[Twisted-Python] Re: Mixmaster Architecture

Mark Evans 2s7l3way02 at sneakemail.com
Thu Nov 20 17:29:47 EST 2003

Thank you Moshe Zadka.  What you're saying is that TCP
connections can trigger ephemeral UDP pseudo-connections.

The server communicates over just one UDP port, and data
flow is bidirectional at all points in the chain.  I'm not
sure whether these facts affect the suggestion here.
The mixmaster opens its own assigned UDP port to receive
data from the server, as well as sending data to the
server over another UDP port.

> Make up your mind, telnet or raw? a Line-based protocol?

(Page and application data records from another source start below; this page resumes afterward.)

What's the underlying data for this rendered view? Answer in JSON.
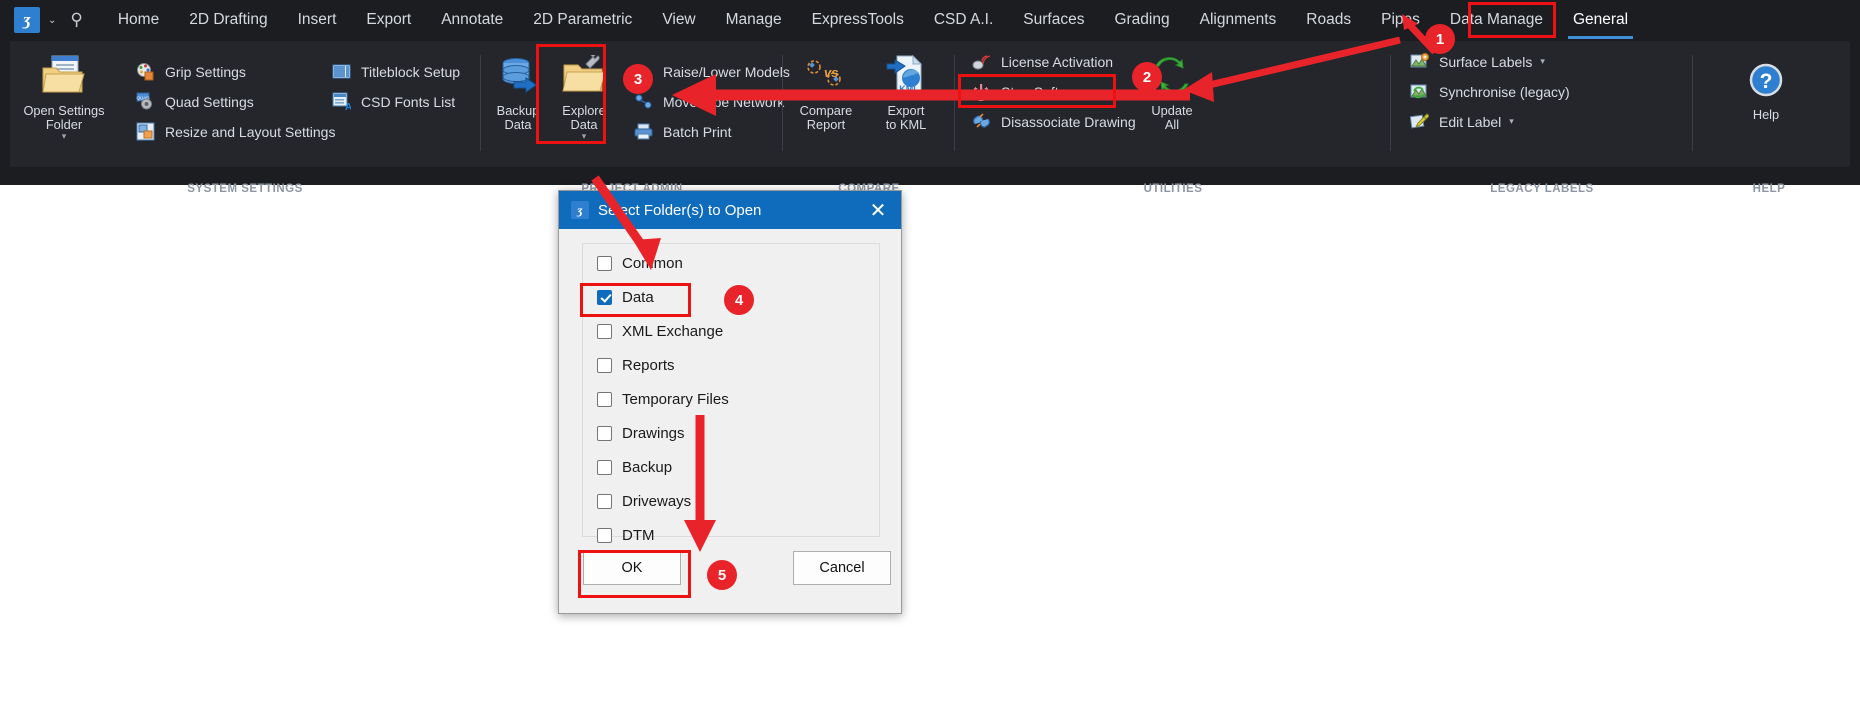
{
  "app": {
    "logo_glyph": "ʒ",
    "quick_caret": "⌄",
    "search_icon": "⚲"
  },
  "tabs": [
    {
      "label": "Home",
      "active": false
    },
    {
      "label": "2D Drafting",
      "active": false
    },
    {
      "label": "Insert",
      "active": false
    },
    {
      "label": "Export",
      "active": false
    },
    {
      "label": "Annotate",
      "active": false
    },
    {
      "label": "2D Parametric",
      "active": false
    },
    {
      "label": "View",
      "active": false
    },
    {
      "label": "Manage",
      "active": false
    },
    {
      "label": "ExpressTools",
      "active": false
    },
    {
      "label": "CSD A.I.",
      "active": false
    },
    {
      "label": "Surfaces",
      "active": false
    },
    {
      "label": "Grading",
      "active": false
    },
    {
      "label": "Alignments",
      "active": false
    },
    {
      "label": "Roads",
      "active": false
    },
    {
      "label": "Pipes",
      "active": false
    },
    {
      "label": "Data Manage",
      "active": false
    },
    {
      "label": "General",
      "active": true
    }
  ],
  "panels": [
    {
      "title": "SYSTEM SETTINGS",
      "big": [
        {
          "label_line1": "Open Settings",
          "label_line2": "Folder",
          "has_dropdown": true
        }
      ],
      "items": [
        {
          "label": "Grip Settings"
        },
        {
          "label": "Quad Settings"
        },
        {
          "label": "Resize and Layout Settings"
        },
        {
          "label": "Titleblock Setup"
        },
        {
          "label": "CSD Fonts List"
        }
      ]
    },
    {
      "title": "PROJECT ADMIN",
      "big": [
        {
          "label_line1": "Backup",
          "label_line2": "Data",
          "has_dropdown": false
        },
        {
          "label_line1": "Explore",
          "label_line2": "Data",
          "has_dropdown": true
        }
      ],
      "items": [
        {
          "label": "Raise/Lower Models"
        },
        {
          "label": "Move Pipe Network"
        },
        {
          "label": "Batch Print"
        }
      ]
    },
    {
      "title": "COMPARE",
      "big": [
        {
          "label_line1": "Compare",
          "label_line2": "Report",
          "has_dropdown": false
        },
        {
          "label_line1": "Export",
          "label_line2": "to KML",
          "has_dropdown": false
        }
      ],
      "items": []
    },
    {
      "title": "UTILITIES",
      "big": [
        {
          "label_line1": "Update",
          "label_line2": "All",
          "has_dropdown": false
        }
      ],
      "items": [
        {
          "label": "License Activation"
        },
        {
          "label": "Stop Software"
        },
        {
          "label": "Disassociate Drawing"
        }
      ]
    },
    {
      "title": "LEGACY LABELS",
      "big": [],
      "items": [
        {
          "label": "Surface Labels",
          "caret": "▾"
        },
        {
          "label": "Synchronise (legacy)",
          "caret": ""
        },
        {
          "label": "Edit Label",
          "caret": "▾"
        }
      ]
    },
    {
      "title": "HELP",
      "big": [
        {
          "label_line1": "Help",
          "label_line2": "",
          "has_dropdown": false
        }
      ],
      "items": []
    }
  ],
  "dialog": {
    "title": "Select Folder(s) to Open",
    "logo_glyph": "ʒ",
    "close_glyph": "✕",
    "checkboxes": [
      {
        "label": "Common",
        "checked": false
      },
      {
        "label": "Data",
        "checked": true
      },
      {
        "label": "XML Exchange",
        "checked": false
      },
      {
        "label": "Reports",
        "checked": false
      },
      {
        "label": "Temporary Files",
        "checked": false
      },
      {
        "label": "Drawings",
        "checked": false
      },
      {
        "label": "Backup",
        "checked": false
      },
      {
        "label": "Driveways",
        "checked": false
      },
      {
        "label": "DTM",
        "checked": false
      }
    ],
    "ok_label": "OK",
    "cancel_label": "Cancel"
  },
  "annotations": {
    "accent_color": "#e8242a",
    "steps": [
      {
        "number": "1"
      },
      {
        "number": "2"
      },
      {
        "number": "3"
      },
      {
        "number": "4"
      },
      {
        "number": "5"
      }
    ]
  }
}
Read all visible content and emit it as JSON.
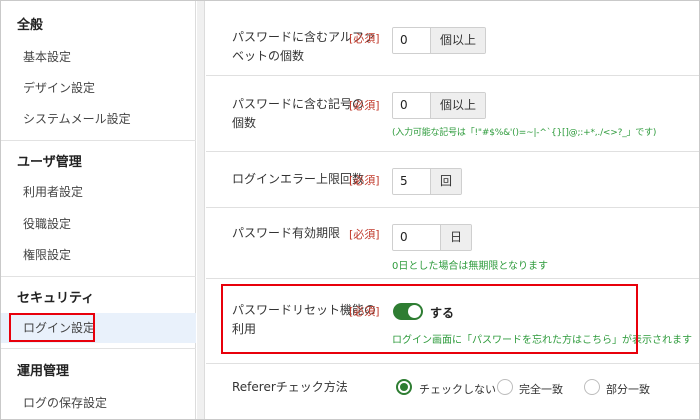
{
  "sidebar": {
    "sections": [
      {
        "title": "全般",
        "items": [
          "基本設定",
          "デザイン設定",
          "システムメール設定"
        ]
      },
      {
        "title": "ユーザ管理",
        "items": [
          "利用者設定",
          "役職設定",
          "権限設定"
        ]
      },
      {
        "title": "セキュリティ",
        "items": [
          "ログイン設定"
        ]
      },
      {
        "title": "運用管理",
        "items": [
          "ログの保存設定"
        ]
      }
    ]
  },
  "form": {
    "required_tag": "[必須]",
    "rows": [
      {
        "label_line1": "パスワードに含むアルファ",
        "label_line2": "ベットの個数",
        "value": "0",
        "unit": "個以上"
      },
      {
        "label_line1": "パスワードに含む記号の",
        "label_line2": "個数",
        "value": "0",
        "unit": "個以上",
        "hint": "(入力可能な記号は「!\"#$%&'()=~|-^`{}[]@;:+*,./<>?_」です)"
      },
      {
        "label_line1": "ログインエラー上限回数",
        "value": "5",
        "unit": "回"
      },
      {
        "label_line1": "パスワード有効期限",
        "value": "0",
        "unit": "日",
        "hint": "0日とした場合は無期限となります"
      },
      {
        "label_line1": "パスワードリセット機能の",
        "label_line2": "利用",
        "toggle_label": "する",
        "toggle_on": true,
        "hint": "ログイン画面に「パスワードを忘れた方はこちら」が表示されます"
      },
      {
        "label_line1": "Refererチェック方法",
        "options": [
          "チェックしない",
          "完全一致",
          "部分一致"
        ],
        "selected": "チェックしない"
      }
    ]
  },
  "colors": {
    "accent_green": "#2e7d32",
    "required_red": "#c0392b",
    "highlight_red": "#e8000b"
  }
}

You're right, I should.  Here is the scoop.  For manual
device tests I'm using PuTTY in its "raw" mode.  That is
the origin of "raw."  Basically the telnet sessions are
line-based command/response activity.  The devices don't
utilize the full telnet protocol, just a small subset.

The terms "client" and "server" may be mixed up, from a
networking standpoint.  These are just conventions in the
legacy software, right or wrong.  The original authors
called the Java app a server, and the devices clients. 
However the devices supply information that the Java app
requests of them.  So the actual roles are reversed.

Normally, when talking to devices that know its protocol,
the system is very simple.  Here's how it works without a
mixmaster script.  The server initiates communications. 
The server broadcats a public query packet, and devices
respond with their names and technical features.  The
server constructs a list of known devices.  From there, the
server invokes various device capabilities.  When finished,
the server shuts down the devices.

Why the mixmaster?  Many devices offer identical
capabilites, but don't know the server's protocol.  The
mixmaster allows the server to use them.

My apologies for confusing terminology and my thanks for
your answers.


More information about the Twisted-Python mailing list